Please copy the records below word for word, leaving out the pictures.

▸ Information shown:

[Start of section]

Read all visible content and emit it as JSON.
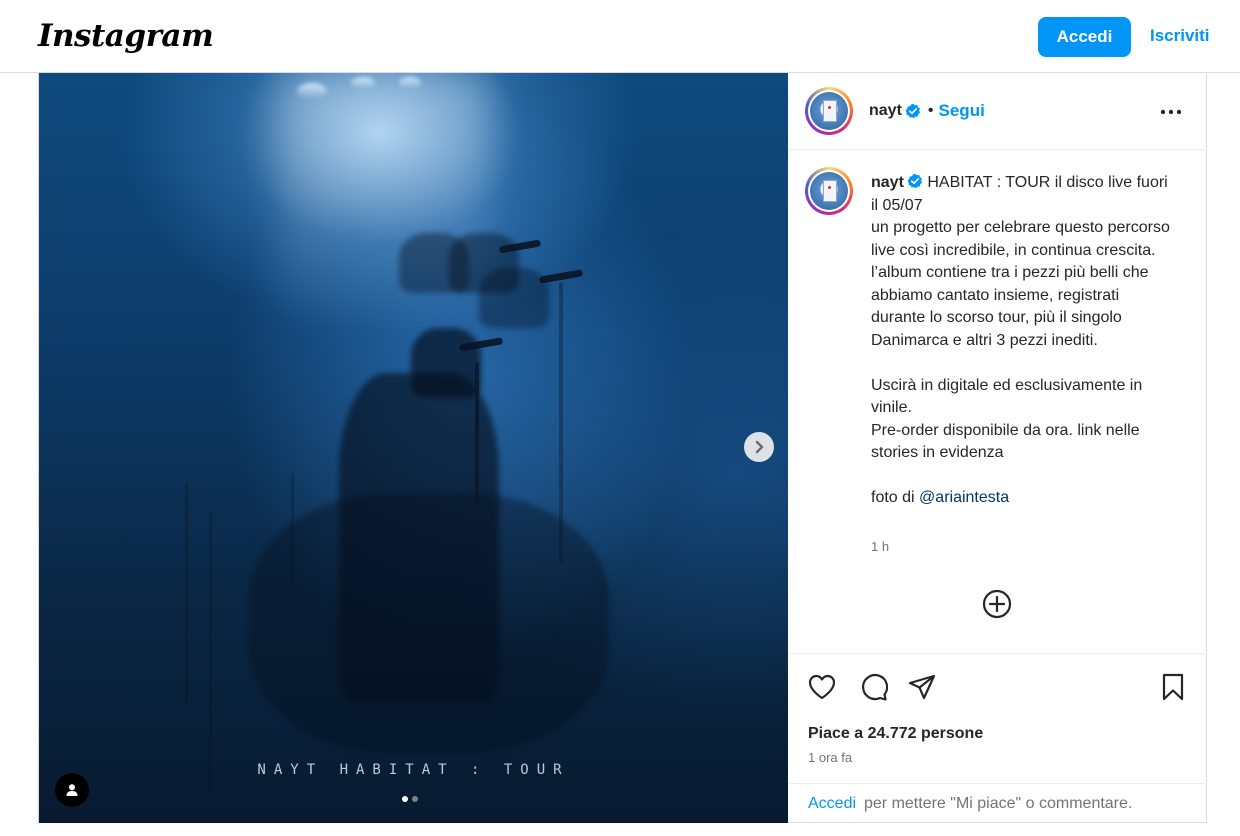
{
  "app": {
    "logo_text": "Instagram"
  },
  "header": {
    "login_label": "Accedi",
    "signup_label": "Iscriviti",
    "accent_color": "#0095f6"
  },
  "post": {
    "media": {
      "overlay_text": "NAYT HABITAT : TOUR",
      "slide_count": 2,
      "current_slide": 1,
      "icons": {
        "next": "chevron-right-icon",
        "user_tag": "user-icon"
      }
    },
    "author": {
      "username": "nayt",
      "verified": true,
      "follow_label": "Segui",
      "separator": "•"
    },
    "caption": {
      "username": "nayt",
      "lines": [
        "HABITAT : TOUR il disco live fuori il 05/07",
        "un progetto per celebrare questo percorso live così incredibile, in continua crescita. l’album contiene tra i pezzi più belli che abbiamo cantato insieme, registrati durante lo scorso tour, più il singolo Danimarca e altri 3 pezzi inediti."
      ],
      "lines2": [
        "Uscirà in digitale ed esclusivamente in vinile.",
        "Pre-order disponibile da ora. link nelle stories in evidenza"
      ],
      "credit_prefix": "foto di",
      "credit_mention": "@ariaintesta",
      "time": "1 h"
    },
    "actions": {
      "like_icon": "heart-icon",
      "comment_icon": "comment-icon",
      "share_icon": "send-icon",
      "save_icon": "bookmark-icon",
      "likes_text": "Piace a 24.772 persone",
      "time_ago": "1 ora fa"
    },
    "comment_bar": {
      "login_link": "Accedi",
      "rest_text": "per mettere \"Mi piace\" o commentare."
    }
  }
}
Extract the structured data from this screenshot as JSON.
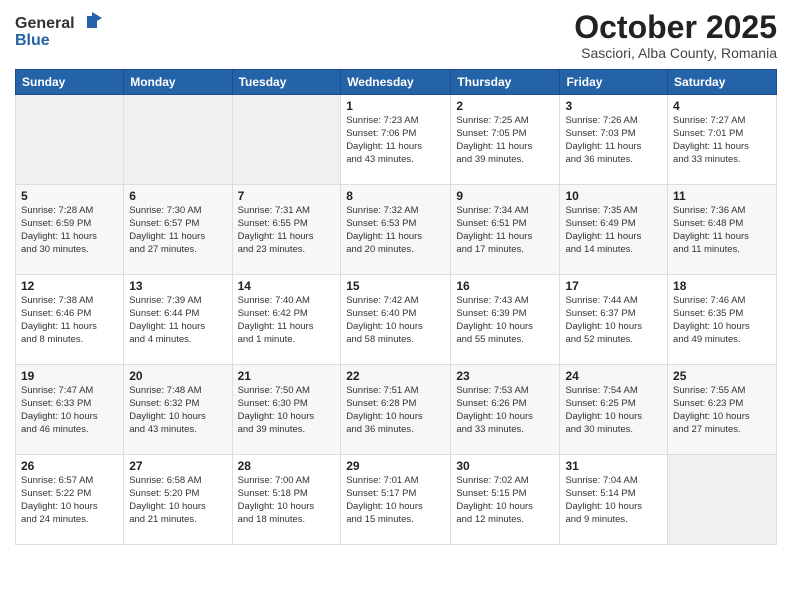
{
  "header": {
    "logo_general": "General",
    "logo_blue": "Blue",
    "month_title": "October 2025",
    "subtitle": "Sasciori, Alba County, Romania"
  },
  "weekdays": [
    "Sunday",
    "Monday",
    "Tuesday",
    "Wednesday",
    "Thursday",
    "Friday",
    "Saturday"
  ],
  "weeks": [
    [
      {
        "day": "",
        "info": ""
      },
      {
        "day": "",
        "info": ""
      },
      {
        "day": "",
        "info": ""
      },
      {
        "day": "1",
        "info": "Sunrise: 7:23 AM\nSunset: 7:06 PM\nDaylight: 11 hours\nand 43 minutes."
      },
      {
        "day": "2",
        "info": "Sunrise: 7:25 AM\nSunset: 7:05 PM\nDaylight: 11 hours\nand 39 minutes."
      },
      {
        "day": "3",
        "info": "Sunrise: 7:26 AM\nSunset: 7:03 PM\nDaylight: 11 hours\nand 36 minutes."
      },
      {
        "day": "4",
        "info": "Sunrise: 7:27 AM\nSunset: 7:01 PM\nDaylight: 11 hours\nand 33 minutes."
      }
    ],
    [
      {
        "day": "5",
        "info": "Sunrise: 7:28 AM\nSunset: 6:59 PM\nDaylight: 11 hours\nand 30 minutes."
      },
      {
        "day": "6",
        "info": "Sunrise: 7:30 AM\nSunset: 6:57 PM\nDaylight: 11 hours\nand 27 minutes."
      },
      {
        "day": "7",
        "info": "Sunrise: 7:31 AM\nSunset: 6:55 PM\nDaylight: 11 hours\nand 23 minutes."
      },
      {
        "day": "8",
        "info": "Sunrise: 7:32 AM\nSunset: 6:53 PM\nDaylight: 11 hours\nand 20 minutes."
      },
      {
        "day": "9",
        "info": "Sunrise: 7:34 AM\nSunset: 6:51 PM\nDaylight: 11 hours\nand 17 minutes."
      },
      {
        "day": "10",
        "info": "Sunrise: 7:35 AM\nSunset: 6:49 PM\nDaylight: 11 hours\nand 14 minutes."
      },
      {
        "day": "11",
        "info": "Sunrise: 7:36 AM\nSunset: 6:48 PM\nDaylight: 11 hours\nand 11 minutes."
      }
    ],
    [
      {
        "day": "12",
        "info": "Sunrise: 7:38 AM\nSunset: 6:46 PM\nDaylight: 11 hours\nand 8 minutes."
      },
      {
        "day": "13",
        "info": "Sunrise: 7:39 AM\nSunset: 6:44 PM\nDaylight: 11 hours\nand 4 minutes."
      },
      {
        "day": "14",
        "info": "Sunrise: 7:40 AM\nSunset: 6:42 PM\nDaylight: 11 hours\nand 1 minute."
      },
      {
        "day": "15",
        "info": "Sunrise: 7:42 AM\nSunset: 6:40 PM\nDaylight: 10 hours\nand 58 minutes."
      },
      {
        "day": "16",
        "info": "Sunrise: 7:43 AM\nSunset: 6:39 PM\nDaylight: 10 hours\nand 55 minutes."
      },
      {
        "day": "17",
        "info": "Sunrise: 7:44 AM\nSunset: 6:37 PM\nDaylight: 10 hours\nand 52 minutes."
      },
      {
        "day": "18",
        "info": "Sunrise: 7:46 AM\nSunset: 6:35 PM\nDaylight: 10 hours\nand 49 minutes."
      }
    ],
    [
      {
        "day": "19",
        "info": "Sunrise: 7:47 AM\nSunset: 6:33 PM\nDaylight: 10 hours\nand 46 minutes."
      },
      {
        "day": "20",
        "info": "Sunrise: 7:48 AM\nSunset: 6:32 PM\nDaylight: 10 hours\nand 43 minutes."
      },
      {
        "day": "21",
        "info": "Sunrise: 7:50 AM\nSunset: 6:30 PM\nDaylight: 10 hours\nand 39 minutes."
      },
      {
        "day": "22",
        "info": "Sunrise: 7:51 AM\nSunset: 6:28 PM\nDaylight: 10 hours\nand 36 minutes."
      },
      {
        "day": "23",
        "info": "Sunrise: 7:53 AM\nSunset: 6:26 PM\nDaylight: 10 hours\nand 33 minutes."
      },
      {
        "day": "24",
        "info": "Sunrise: 7:54 AM\nSunset: 6:25 PM\nDaylight: 10 hours\nand 30 minutes."
      },
      {
        "day": "25",
        "info": "Sunrise: 7:55 AM\nSunset: 6:23 PM\nDaylight: 10 hours\nand 27 minutes."
      }
    ],
    [
      {
        "day": "26",
        "info": "Sunrise: 6:57 AM\nSunset: 5:22 PM\nDaylight: 10 hours\nand 24 minutes."
      },
      {
        "day": "27",
        "info": "Sunrise: 6:58 AM\nSunset: 5:20 PM\nDaylight: 10 hours\nand 21 minutes."
      },
      {
        "day": "28",
        "info": "Sunrise: 7:00 AM\nSunset: 5:18 PM\nDaylight: 10 hours\nand 18 minutes."
      },
      {
        "day": "29",
        "info": "Sunrise: 7:01 AM\nSunset: 5:17 PM\nDaylight: 10 hours\nand 15 minutes."
      },
      {
        "day": "30",
        "info": "Sunrise: 7:02 AM\nSunset: 5:15 PM\nDaylight: 10 hours\nand 12 minutes."
      },
      {
        "day": "31",
        "info": "Sunrise: 7:04 AM\nSunset: 5:14 PM\nDaylight: 10 hours\nand 9 minutes."
      },
      {
        "day": "",
        "info": ""
      }
    ]
  ]
}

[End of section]

▸ Answer for the task:
Read all visible content and emit it as JSON.
{
  "app": {
    "logo_text": "Instagram"
  },
  "header": {
    "login_label": "Accedi",
    "signup_label": "Iscriviti",
    "accent_color": "#0095f6"
  },
  "post": {
    "media": {
      "overlay_text": "NAYT HABITAT : TOUR",
      "slide_count": 2,
      "current_slide": 1,
      "icons": {
        "next": "chevron-right-icon",
        "user_tag": "user-icon"
      }
    },
    "author": {
      "username": "nayt",
      "verified": true,
      "follow_label": "Segui",
      "separator": "•"
    },
    "caption": {
      "username": "nayt",
      "lines": [
        "HABITAT : TOUR il disco live fuori il 05/07",
        "un progetto per celebrare questo percorso live così incredibile, in continua crescita. l’album contiene tra i pezzi più belli che abbiamo cantato insieme, registrati durante lo scorso tour, più il singolo Danimarca e altri 3 pezzi inediti."
      ],
      "lines2": [
        "Uscirà in digitale ed esclusivamente in vinile.",
        "Pre-order disponibile da ora. link nelle stories in evidenza"
      ],
      "credit_prefix": "foto di",
      "credit_mention": "@ariaintesta",
      "time": "1 h"
    },
    "actions": {
      "like_icon": "heart-icon",
      "comment_icon": "comment-icon",
      "share_icon": "send-icon",
      "save_icon": "bookmark-icon",
      "likes_text": "Piace a 24.772 persone",
      "time_ago": "1 ora fa"
    },
    "comment_bar": {
      "login_link": "Accedi",
      "rest_text": "per mettere \"Mi piace\" o commentare."
    }
  }
}
Extract the structured data from this screenshot as JSON.
{
  "header": {
    "logo_general": "General",
    "logo_blue": "Blue",
    "month_title": "October 2025",
    "subtitle": "Sasciori, Alba County, Romania"
  },
  "weekdays": [
    "Sunday",
    "Monday",
    "Tuesday",
    "Wednesday",
    "Thursday",
    "Friday",
    "Saturday"
  ],
  "weeks": [
    [
      {
        "day": "",
        "info": ""
      },
      {
        "day": "",
        "info": ""
      },
      {
        "day": "",
        "info": ""
      },
      {
        "day": "1",
        "info": "Sunrise: 7:23 AM\nSunset: 7:06 PM\nDaylight: 11 hours\nand 43 minutes."
      },
      {
        "day": "2",
        "info": "Sunrise: 7:25 AM\nSunset: 7:05 PM\nDaylight: 11 hours\nand 39 minutes."
      },
      {
        "day": "3",
        "info": "Sunrise: 7:26 AM\nSunset: 7:03 PM\nDaylight: 11 hours\nand 36 minutes."
      },
      {
        "day": "4",
        "info": "Sunrise: 7:27 AM\nSunset: 7:01 PM\nDaylight: 11 hours\nand 33 minutes."
      }
    ],
    [
      {
        "day": "5",
        "info": "Sunrise: 7:28 AM\nSunset: 6:59 PM\nDaylight: 11 hours\nand 30 minutes."
      },
      {
        "day": "6",
        "info": "Sunrise: 7:30 AM\nSunset: 6:57 PM\nDaylight: 11 hours\nand 27 minutes."
      },
      {
        "day": "7",
        "info": "Sunrise: 7:31 AM\nSunset: 6:55 PM\nDaylight: 11 hours\nand 23 minutes."
      },
      {
        "day": "8",
        "info": "Sunrise: 7:32 AM\nSunset: 6:53 PM\nDaylight: 11 hours\nand 20 minutes."
      },
      {
        "day": "9",
        "info": "Sunrise: 7:34 AM\nSunset: 6:51 PM\nDaylight: 11 hours\nand 17 minutes."
      },
      {
        "day": "10",
        "info": "Sunrise: 7:35 AM\nSunset: 6:49 PM\nDaylight: 11 hours\nand 14 minutes."
      },
      {
        "day": "11",
        "info": "Sunrise: 7:36 AM\nSunset: 6:48 PM\nDaylight: 11 hours\nand 11 minutes."
      }
    ],
    [
      {
        "day": "12",
        "info": "Sunrise: 7:38 AM\nSunset: 6:46 PM\nDaylight: 11 hours\nand 8 minutes."
      },
      {
        "day": "13",
        "info": "Sunrise: 7:39 AM\nSunset: 6:44 PM\nDaylight: 11 hours\nand 4 minutes."
      },
      {
        "day": "14",
        "info": "Sunrise: 7:40 AM\nSunset: 6:42 PM\nDaylight: 11 hours\nand 1 minute."
      },
      {
        "day": "15",
        "info": "Sunrise: 7:42 AM\nSunset: 6:40 PM\nDaylight: 10 hours\nand 58 minutes."
      },
      {
        "day": "16",
        "info": "Sunrise: 7:43 AM\nSunset: 6:39 PM\nDaylight: 10 hours\nand 55 minutes."
      },
      {
        "day": "17",
        "info": "Sunrise: 7:44 AM\nSunset: 6:37 PM\nDaylight: 10 hours\nand 52 minutes."
      },
      {
        "day": "18",
        "info": "Sunrise: 7:46 AM\nSunset: 6:35 PM\nDaylight: 10 hours\nand 49 minutes."
      }
    ],
    [
      {
        "day": "19",
        "info": "Sunrise: 7:47 AM\nSunset: 6:33 PM\nDaylight: 10 hours\nand 46 minutes."
      },
      {
        "day": "20",
        "info": "Sunrise: 7:48 AM\nSunset: 6:32 PM\nDaylight: 10 hours\nand 43 minutes."
      },
      {
        "day": "21",
        "info": "Sunrise: 7:50 AM\nSunset: 6:30 PM\nDaylight: 10 hours\nand 39 minutes."
      },
      {
        "day": "22",
        "info": "Sunrise: 7:51 AM\nSunset: 6:28 PM\nDaylight: 10 hours\nand 36 minutes."
      },
      {
        "day": "23",
        "info": "Sunrise: 7:53 AM\nSunset: 6:26 PM\nDaylight: 10 hours\nand 33 minutes."
      },
      {
        "day": "24",
        "info": "Sunrise: 7:54 AM\nSunset: 6:25 PM\nDaylight: 10 hours\nand 30 minutes."
      },
      {
        "day": "25",
        "info": "Sunrise: 7:55 AM\nSunset: 6:23 PM\nDaylight: 10 hours\nand 27 minutes."
      }
    ],
    [
      {
        "day": "26",
        "info": "Sunrise: 6:57 AM\nSunset: 5:22 PM\nDaylight: 10 hours\nand 24 minutes."
      },
      {
        "day": "27",
        "info": "Sunrise: 6:58 AM\nSunset: 5:20 PM\nDaylight: 10 hours\nand 21 minutes."
      },
      {
        "day": "28",
        "info": "Sunrise: 7:00 AM\nSunset: 5:18 PM\nDaylight: 10 hours\nand 18 minutes."
      },
      {
        "day": "29",
        "info": "Sunrise: 7:01 AM\nSunset: 5:17 PM\nDaylight: 10 hours\nand 15 minutes."
      },
      {
        "day": "30",
        "info": "Sunrise: 7:02 AM\nSunset: 5:15 PM\nDaylight: 10 hours\nand 12 minutes."
      },
      {
        "day": "31",
        "info": "Sunrise: 7:04 AM\nSunset: 5:14 PM\nDaylight: 10 hours\nand 9 minutes."
      },
      {
        "day": "",
        "info": ""
      }
    ]
  ]
}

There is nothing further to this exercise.